Exercise prompt – Match on the string "annotations" in the entries below and return every matching line.

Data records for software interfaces
########

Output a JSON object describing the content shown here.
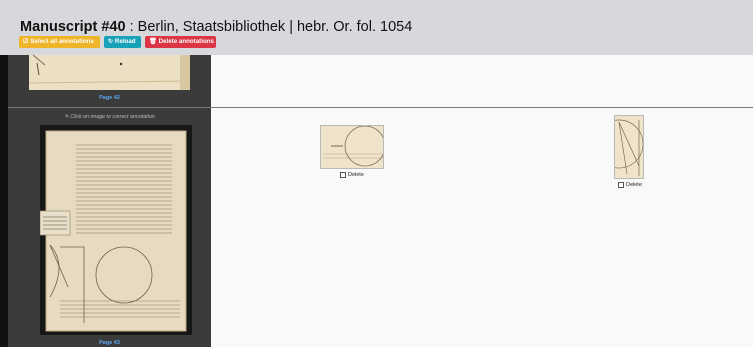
{
  "header": {
    "title_bold": "Manuscript #40",
    "title_rest": " : Berlin, Staatsbibliothek | hebr. Or. fol. 1054"
  },
  "toolbar": {
    "select_all_label": "Select all annotations",
    "reload_label": "Reload",
    "delete_label": "Delete annotations"
  },
  "sidebar": {
    "page_prev_label": "Page 42",
    "click_hint": "Click on image to correct annotation",
    "page_current_label": "Page 43"
  },
  "annotations": [
    {
      "delete_label": "Delete"
    },
    {
      "delete_label": "Delete"
    }
  ],
  "colors": {
    "select_all": "#f0b428",
    "reload": "#17a2b8",
    "delete": "#dc3545",
    "page_label": "#5aa9f2"
  }
}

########

Task answer –
    "select_all_label": "Select all annotations",
    "delete_label": "Delete annotations"
  "annotations": [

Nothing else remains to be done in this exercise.